Tuesday, 7 February 2017
Not that I have already attained, or am already perfected; but I press on, that I may lay hold of that for which Christ Jesus has also laid hold of me. Philippians 3:12
The tenses of the verbs within the verse intentionally change with the progression of Paul’s thought. Scholars struggle over and argue over the exact reading of what he is conveying, but despite the nuances, the overall picture here, and for the next couple verses, are those of the Greek races. There is a prize at the end of the finish line, and Paul describes the process from beginning to end concerning that goal. If that is kept in mind, then an overall understanding of his words is more easily grasped.
He has just spoken of the “resurrection from the dead,” and now he introduces the thought of being “perfected.” He has drawn the two together, as if they have the same overall meaning. This is seen also in Jesus’ words of Luke 13 –
“‘“And He said to them, “Go, tell that fox, ‘Behold, I cast out demons and perform cures today and tomorrow, and the third day I shall be perfected.’ 33 Nevertheless I must journey today, tomorrow, and the day following; for it cannot be that a prophet should perish outside of Jerusalem.”’” Luke 13:32, 33
Jesus ties His death in with being perfected. How can this be when He is the sinless Son of God? It is because He assumed the likeness of man. He came and dwelt in the mortal flesh of humanity. Until He died and was resurrected, He bore this form. However, in His resurrection the corruption of the earthly body was cast off and He was adorned in a heavenly body. He saw no corruption in His earthly body (Acts 2:27), but the body itself could have corrupted if it was found with sin. It was not, and He never saw the corruption of the pit. The author of Hebrews alludes to the idea of death and perfection several times, such as in Hebrews 2:10, 5:9, 11:40, and 12:23. Some of these are speaking of Jesus, and others are speaking of what lies ahead for us.
This is what Paul now refers to. He has said that he has not “already attained” this state, meaning being “already perfected.” It may seem unusual that he would state this, but the erroneous claim was already circulating that the resurrection was already past (2 Timothy 2:18), and that the Day of the Lord had passed as well (2 Thessalonians 2:2). These claims were intended to then show that some had been perfected. They could then lead their followers down wayward paths of belief concerning the super-spiritual state they possessed. This heretical doctrine still exists. David Koresh claimed that he was the Lamb of God of Revelation. Others have made claims that they are the embodiment of Christ, or that they have been perfected. These claims always lead people down the heresy highway.
Paul is warning against such things, stating that he remained in his earthly body and the final goal lay still ahead. Because of this, he contrasts the notion by saying, “…but I press on.” No one presses on towards that which they have already attained. Instead, they look ahead to a prize which is still out of reach. Paul is not speaking of salvation, but of the state which is promised because of salvation. This is important to understand as well. If misinterpreted, one could come to the conclusion that he is still unsure of his own salvation, and was still working to ensure he would – in fact – be saved. Rather, he is speaking of what salvation promises. Until he was “perfected” through death and the new body which lies ahead, he was striving to be as Christ-like as possible while still in his earthly body. This is exactly what he has been talking about prior to this verse.

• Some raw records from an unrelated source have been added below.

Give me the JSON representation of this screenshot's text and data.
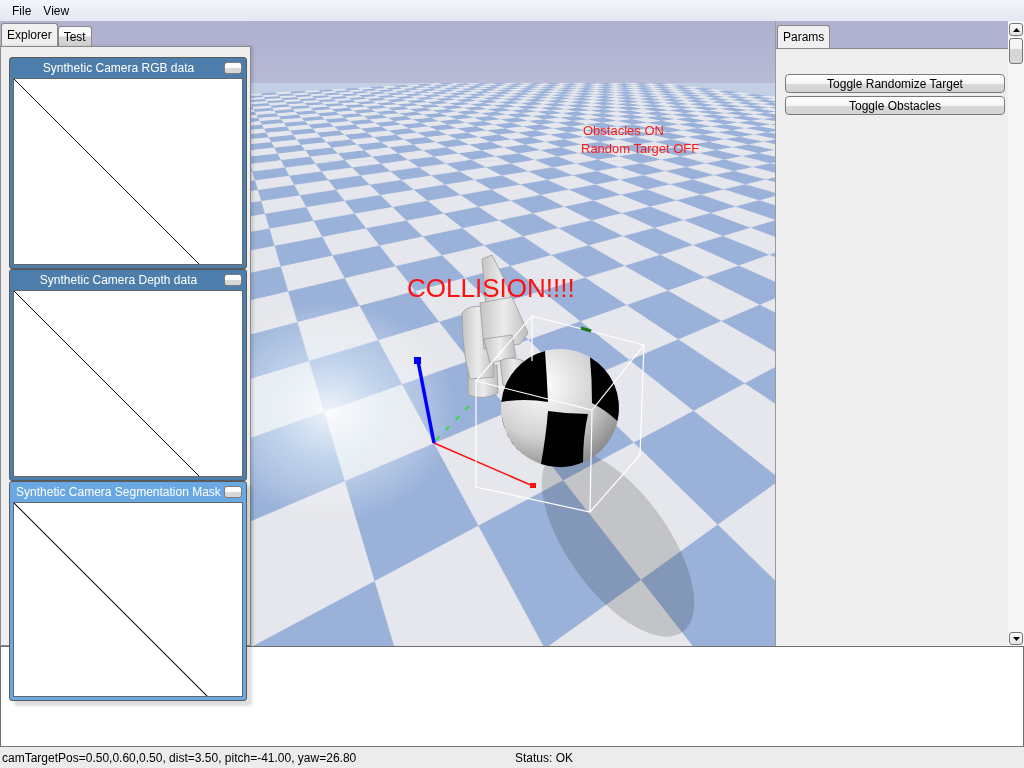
{
  "menu_bar": [
    "File",
    "View"
  ],
  "left_dock": {
    "tabs": [
      {
        "label": "Explorer",
        "selected": true
      },
      {
        "label": "Test",
        "selected": false
      }
    ],
    "panels": [
      {
        "title": "Synthetic Camera RGB data",
        "active": false
      },
      {
        "title": "Synthetic Camera Depth data",
        "active": false
      },
      {
        "title": "Synthetic Camera Segmentation Mask",
        "active": true
      }
    ]
  },
  "viewport": {
    "info_lines": [
      "Obstacles ON",
      "Random Target OFF"
    ],
    "alert": "COLLISION!!!!"
  },
  "right_dock": {
    "tabs": [
      {
        "label": "Params",
        "selected": true
      }
    ],
    "buttons": [
      "Toggle Randomize Target",
      "Toggle Obstacles"
    ]
  },
  "status_bar": {
    "camera": "camTargetPos=0.50,0.60,0.50, dist=3.50, pitch=-41.00, yaw=26.80",
    "status": "Status: OK"
  }
}
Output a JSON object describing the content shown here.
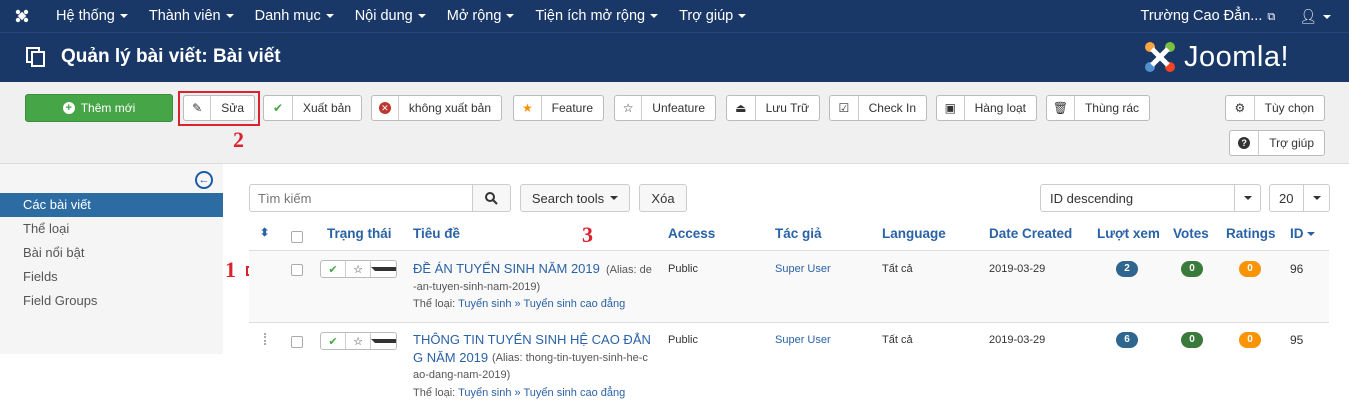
{
  "topbar": {
    "menu": [
      "Hệ thống",
      "Thành viên",
      "Danh mục",
      "Nội dung",
      "Mở rộng",
      "Tiện ích mở rộng",
      "Trợ giúp"
    ],
    "site_name": "Trường Cao Đẳn...",
    "user_icon": "user-icon"
  },
  "header": {
    "title": "Quản lý bài viết: Bài viết",
    "brand": "Joomla!"
  },
  "toolbar": {
    "new_label": "Thêm mới",
    "edit_label": "Sửa",
    "publish_label": "Xuất bản",
    "unpublish_label": "không xuất bản",
    "feature_label": "Feature",
    "unfeature_label": "Unfeature",
    "archive_label": "Lưu Trữ",
    "checkin_label": "Check In",
    "batch_label": "Hàng loạt",
    "trash_label": "Thùng rác",
    "options_label": "Tùy chọn",
    "help_label": "Trợ giúp"
  },
  "annotations": [
    "1",
    "2",
    "3"
  ],
  "sidebar": {
    "items": [
      "Các bài viết",
      "Thể loại",
      "Bài nổi bật",
      "Fields",
      "Field Groups"
    ]
  },
  "filters": {
    "search_placeholder": "Tìm kiếm",
    "search_tools_label": "Search tools",
    "clear_label": "Xóa",
    "ordering": "ID descending",
    "limit": "20"
  },
  "table": {
    "headers": {
      "status": "Trạng thái",
      "title": "Tiêu đề",
      "access": "Access",
      "author": "Tác giả",
      "language": "Language",
      "date": "Date Created",
      "hits": "Lượt xem",
      "votes": "Votes",
      "ratings": "Ratings",
      "id": "ID"
    },
    "category_label": "Thể loại:",
    "rows": [
      {
        "title_line1": "ĐỀ ÁN TUYỂN SINH NĂM 2019",
        "alias_line1": "(Alias: de",
        "alias_line2": "-an-tuyen-sinh-nam-2019)",
        "category": "Tuyển sinh » Tuyển sinh cao đẳng",
        "access": "Public",
        "author": "Super User",
        "language": "Tất cả",
        "date": "2019-03-29",
        "hits": "2",
        "votes": "0",
        "ratings": "0",
        "id": "96"
      },
      {
        "title_line1": "THÔNG TIN TUYỂN SINH HỆ CAO ĐẲN",
        "title_line2": "G NĂM 2019",
        "alias_line1": "(Alias: thong-tin-tuyen-sinh-he-c",
        "alias_line2": "ao-dang-nam-2019)",
        "category": "Tuyển sinh » Tuyển sinh cao đẳng",
        "access": "Public",
        "author": "Super User",
        "language": "Tất cả",
        "date": "2019-03-29",
        "hits": "6",
        "votes": "0",
        "ratings": "0",
        "id": "95"
      }
    ]
  },
  "colors": {
    "nav_bg": "#1a3867",
    "new_button": "#46a546",
    "annotation_red": "#d9232e",
    "hits_badge": "#2f6690",
    "votes_badge": "#3a7a3a",
    "ratings_badge": "#f89406"
  }
}
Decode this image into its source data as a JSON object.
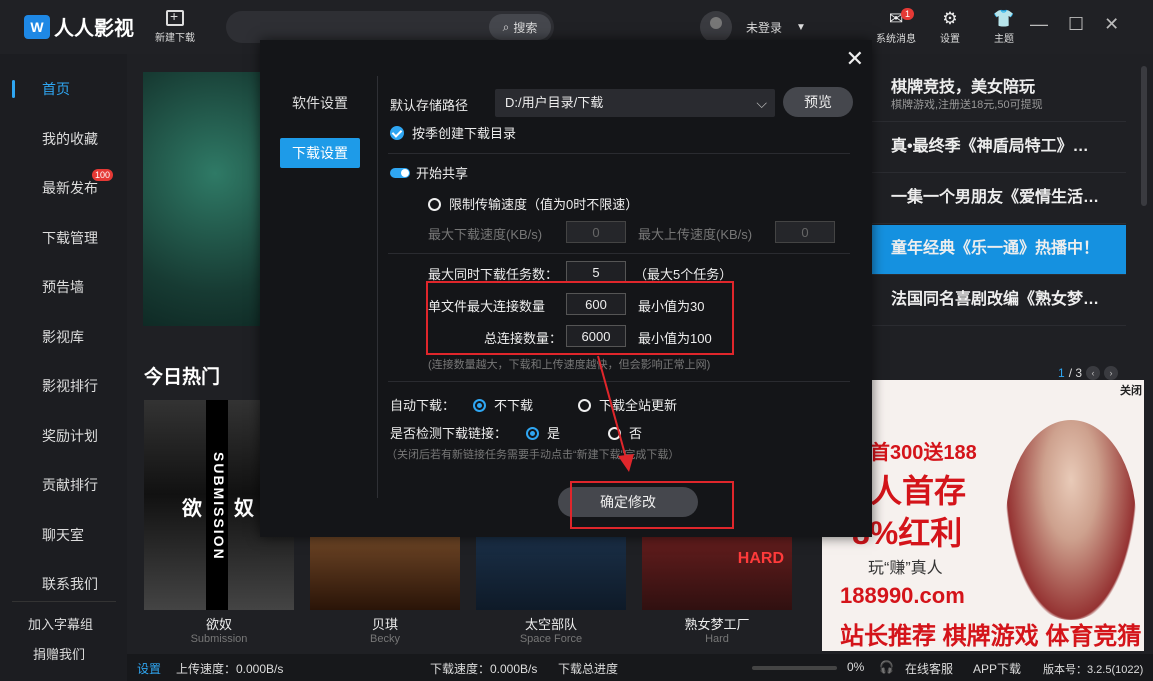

For him, this was all so “that I may lay hold of that for which Christ Jesus has also laid hold of me.” He was striving to be perfected because the perfected Christ had granted him the surety of future perfection. Christ was the initiator and grantor of that promise, and so Paul, admitting that he was still imperfect, perpetually strived for perfection in order to be pleasing to the Perfected One.
His words are certainly given for a warning to all that perfection is not attainable in this life, but that it is rather an ideal that we can and should strive for while we live. Claiming sinless perfection while still in this corruptible body, or claiming that this corruptible body has been cast off prior to the resurrection from the dead, are both voluntary paths down Apostasy Avenue, and which lead directly to Heresy Highway.
Life application: We can and should strive for perfection, and we can and should strive to emulate Christ in all ways, but we should never claim that we have arrived, or follow anyone who makes such a claim. This will only happen when Christ comes and perfects us all together. Until then, let us be wise and sober about our fallen nature lest we get caught up in serious error.
Heavenly Father, what a great and blessed hope lies ahead of us. We have the promise of perfection because of the resurrection of Christ who stands in perfection, having gone before us in death, and unto life-everlasting. Because we have such a great hope, help us to emulate Him in all ways, striving to be more and more like Him until that glorious day when He calls us to Himself. May we be pleasing and faithful followers of our Lord from day to day until that Day! Amen.